On the surface, it looks like the iPod touch has only a slight spec bump over the sixth-generation iPod from four years ago. To see how that plays out day to day, we've pitted both against one another in this direct comparison.
Even under the closest examination, we don't see any modifications Apple has done on the outside, minus regulatory markings on the back panel. Apple has worked with the requisite regulatory agencies in the past to have those marks removed from previous devices and instead displays them digitally within the Settings app. Otherwise, these two devices look the same — down to the color of blue.
After turning them on and being sure they are both completely up to date — iOS 12.3.1 — we ran a few different tests.
First, we ran Geekbench 4 which gave us scores of 1237 and 2331 on the sixth-generation and 2714 and 4706 on the seventh-generation on the single and multi-core tests respectively. That is a good gain for a processor that is two years newer, though it does seem to be underclocked, versus the same A10 in the iPhone 7.
While we were at it, we also ran the Antutu benchmark. The previous generation pulled a 71685 combined score which is far below the 158191 that was garnered on the latest model.
Then we came to real-world tests. To do so, we opened a series of apps to see how quickly they could launch them. Each started from a clean slate with all apps closed and immediately following a reboot while plugged in. As you can see in the video the iPod touch seventh-gen quickly ran away with the lead, launching apps far faster than that of its predecessor. This is very impactful to how users actually use their iPods.
While there has been a lot of griping regarding the inclusion of the A10 instead of the A11 or A12 processor in the iPod touch, in real-world use we are seeing great performance gains that make it a far superior device.

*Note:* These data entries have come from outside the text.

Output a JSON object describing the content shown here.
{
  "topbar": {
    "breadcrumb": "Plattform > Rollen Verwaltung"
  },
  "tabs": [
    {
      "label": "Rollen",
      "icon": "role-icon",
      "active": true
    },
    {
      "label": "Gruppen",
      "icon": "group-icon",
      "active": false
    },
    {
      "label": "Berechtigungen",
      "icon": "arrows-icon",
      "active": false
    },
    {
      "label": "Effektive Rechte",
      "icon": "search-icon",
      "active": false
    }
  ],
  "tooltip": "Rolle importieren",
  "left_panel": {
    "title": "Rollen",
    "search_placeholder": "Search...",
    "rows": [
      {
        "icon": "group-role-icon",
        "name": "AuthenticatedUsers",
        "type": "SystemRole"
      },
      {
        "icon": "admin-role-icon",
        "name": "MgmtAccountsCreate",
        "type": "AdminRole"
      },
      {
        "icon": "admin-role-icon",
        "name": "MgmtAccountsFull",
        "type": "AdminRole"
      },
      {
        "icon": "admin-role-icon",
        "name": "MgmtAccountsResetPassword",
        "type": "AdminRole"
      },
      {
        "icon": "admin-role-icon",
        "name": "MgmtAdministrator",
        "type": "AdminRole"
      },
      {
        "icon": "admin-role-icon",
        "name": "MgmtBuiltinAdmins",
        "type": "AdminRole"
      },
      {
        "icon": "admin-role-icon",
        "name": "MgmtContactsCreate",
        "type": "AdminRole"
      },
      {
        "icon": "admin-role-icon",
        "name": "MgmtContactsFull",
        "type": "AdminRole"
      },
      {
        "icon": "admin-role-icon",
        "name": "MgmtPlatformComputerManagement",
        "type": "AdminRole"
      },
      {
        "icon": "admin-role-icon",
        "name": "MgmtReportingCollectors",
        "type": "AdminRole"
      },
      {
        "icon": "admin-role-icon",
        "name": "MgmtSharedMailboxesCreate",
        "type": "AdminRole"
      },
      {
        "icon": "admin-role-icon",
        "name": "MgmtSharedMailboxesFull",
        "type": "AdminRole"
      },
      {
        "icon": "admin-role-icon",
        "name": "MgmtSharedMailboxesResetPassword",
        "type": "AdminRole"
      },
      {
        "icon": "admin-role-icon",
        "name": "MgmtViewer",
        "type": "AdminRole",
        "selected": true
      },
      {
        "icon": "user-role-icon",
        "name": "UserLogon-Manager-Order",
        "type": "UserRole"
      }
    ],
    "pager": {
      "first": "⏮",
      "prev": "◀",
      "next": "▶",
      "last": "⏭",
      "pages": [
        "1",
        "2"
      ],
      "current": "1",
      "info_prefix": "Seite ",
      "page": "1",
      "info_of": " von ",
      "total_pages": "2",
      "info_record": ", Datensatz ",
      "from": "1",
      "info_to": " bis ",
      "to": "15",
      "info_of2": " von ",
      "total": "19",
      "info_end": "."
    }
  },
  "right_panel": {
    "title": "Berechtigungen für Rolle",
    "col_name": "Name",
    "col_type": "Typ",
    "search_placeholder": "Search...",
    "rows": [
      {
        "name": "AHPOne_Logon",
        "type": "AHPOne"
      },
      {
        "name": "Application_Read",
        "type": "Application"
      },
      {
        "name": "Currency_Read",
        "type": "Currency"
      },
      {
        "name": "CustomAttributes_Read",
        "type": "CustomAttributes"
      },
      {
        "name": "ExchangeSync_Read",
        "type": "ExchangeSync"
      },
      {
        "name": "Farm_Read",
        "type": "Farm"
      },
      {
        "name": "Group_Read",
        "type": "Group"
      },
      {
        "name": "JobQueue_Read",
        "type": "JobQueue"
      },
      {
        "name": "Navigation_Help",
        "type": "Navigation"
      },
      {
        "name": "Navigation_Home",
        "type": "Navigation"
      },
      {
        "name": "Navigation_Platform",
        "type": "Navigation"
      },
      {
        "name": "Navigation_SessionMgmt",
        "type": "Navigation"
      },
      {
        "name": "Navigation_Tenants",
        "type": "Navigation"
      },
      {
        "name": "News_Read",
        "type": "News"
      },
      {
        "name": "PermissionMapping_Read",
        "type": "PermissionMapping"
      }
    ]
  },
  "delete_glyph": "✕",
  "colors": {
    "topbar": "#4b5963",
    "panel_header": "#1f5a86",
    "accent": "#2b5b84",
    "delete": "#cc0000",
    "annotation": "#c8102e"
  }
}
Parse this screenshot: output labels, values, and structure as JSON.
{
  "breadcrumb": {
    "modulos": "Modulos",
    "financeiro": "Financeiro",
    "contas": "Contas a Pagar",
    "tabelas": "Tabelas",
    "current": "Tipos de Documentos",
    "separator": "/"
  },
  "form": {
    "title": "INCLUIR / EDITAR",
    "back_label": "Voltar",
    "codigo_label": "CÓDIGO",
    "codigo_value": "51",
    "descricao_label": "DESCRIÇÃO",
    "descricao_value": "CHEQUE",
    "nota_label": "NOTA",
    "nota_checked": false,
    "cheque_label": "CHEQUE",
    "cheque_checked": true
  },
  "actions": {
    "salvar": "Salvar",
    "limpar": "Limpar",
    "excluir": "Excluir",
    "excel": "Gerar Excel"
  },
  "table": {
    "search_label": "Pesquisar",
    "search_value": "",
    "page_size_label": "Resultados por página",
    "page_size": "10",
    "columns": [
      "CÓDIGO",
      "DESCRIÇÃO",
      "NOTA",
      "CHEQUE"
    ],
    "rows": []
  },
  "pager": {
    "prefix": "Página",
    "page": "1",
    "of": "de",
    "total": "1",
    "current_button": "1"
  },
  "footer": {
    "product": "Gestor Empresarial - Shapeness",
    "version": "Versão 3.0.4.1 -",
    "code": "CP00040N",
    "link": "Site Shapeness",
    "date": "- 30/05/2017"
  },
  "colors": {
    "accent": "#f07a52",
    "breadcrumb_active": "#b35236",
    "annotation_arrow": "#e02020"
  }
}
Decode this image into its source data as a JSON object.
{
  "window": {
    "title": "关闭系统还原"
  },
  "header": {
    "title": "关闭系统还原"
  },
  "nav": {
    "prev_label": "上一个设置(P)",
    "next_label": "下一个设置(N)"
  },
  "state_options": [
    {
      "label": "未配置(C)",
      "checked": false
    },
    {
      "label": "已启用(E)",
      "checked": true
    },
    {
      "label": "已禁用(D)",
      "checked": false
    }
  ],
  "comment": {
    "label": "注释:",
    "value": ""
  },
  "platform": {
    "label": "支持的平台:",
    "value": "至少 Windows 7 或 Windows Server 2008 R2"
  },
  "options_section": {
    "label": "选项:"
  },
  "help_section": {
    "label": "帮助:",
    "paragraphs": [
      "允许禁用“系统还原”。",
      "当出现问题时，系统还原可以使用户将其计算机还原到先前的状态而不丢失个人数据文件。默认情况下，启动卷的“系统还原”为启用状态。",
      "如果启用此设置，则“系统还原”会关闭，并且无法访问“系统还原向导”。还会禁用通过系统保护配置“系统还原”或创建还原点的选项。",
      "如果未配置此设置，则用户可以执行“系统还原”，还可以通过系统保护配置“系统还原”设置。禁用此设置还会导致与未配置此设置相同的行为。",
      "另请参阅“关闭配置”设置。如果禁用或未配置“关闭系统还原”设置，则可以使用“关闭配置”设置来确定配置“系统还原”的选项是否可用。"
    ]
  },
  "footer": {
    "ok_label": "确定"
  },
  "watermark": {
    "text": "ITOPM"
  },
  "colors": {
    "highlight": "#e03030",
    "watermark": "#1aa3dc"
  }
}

Where to buy
32GB iPod touch (2019)
128GB iPod touch (2019)
256GB iPod touch (2019)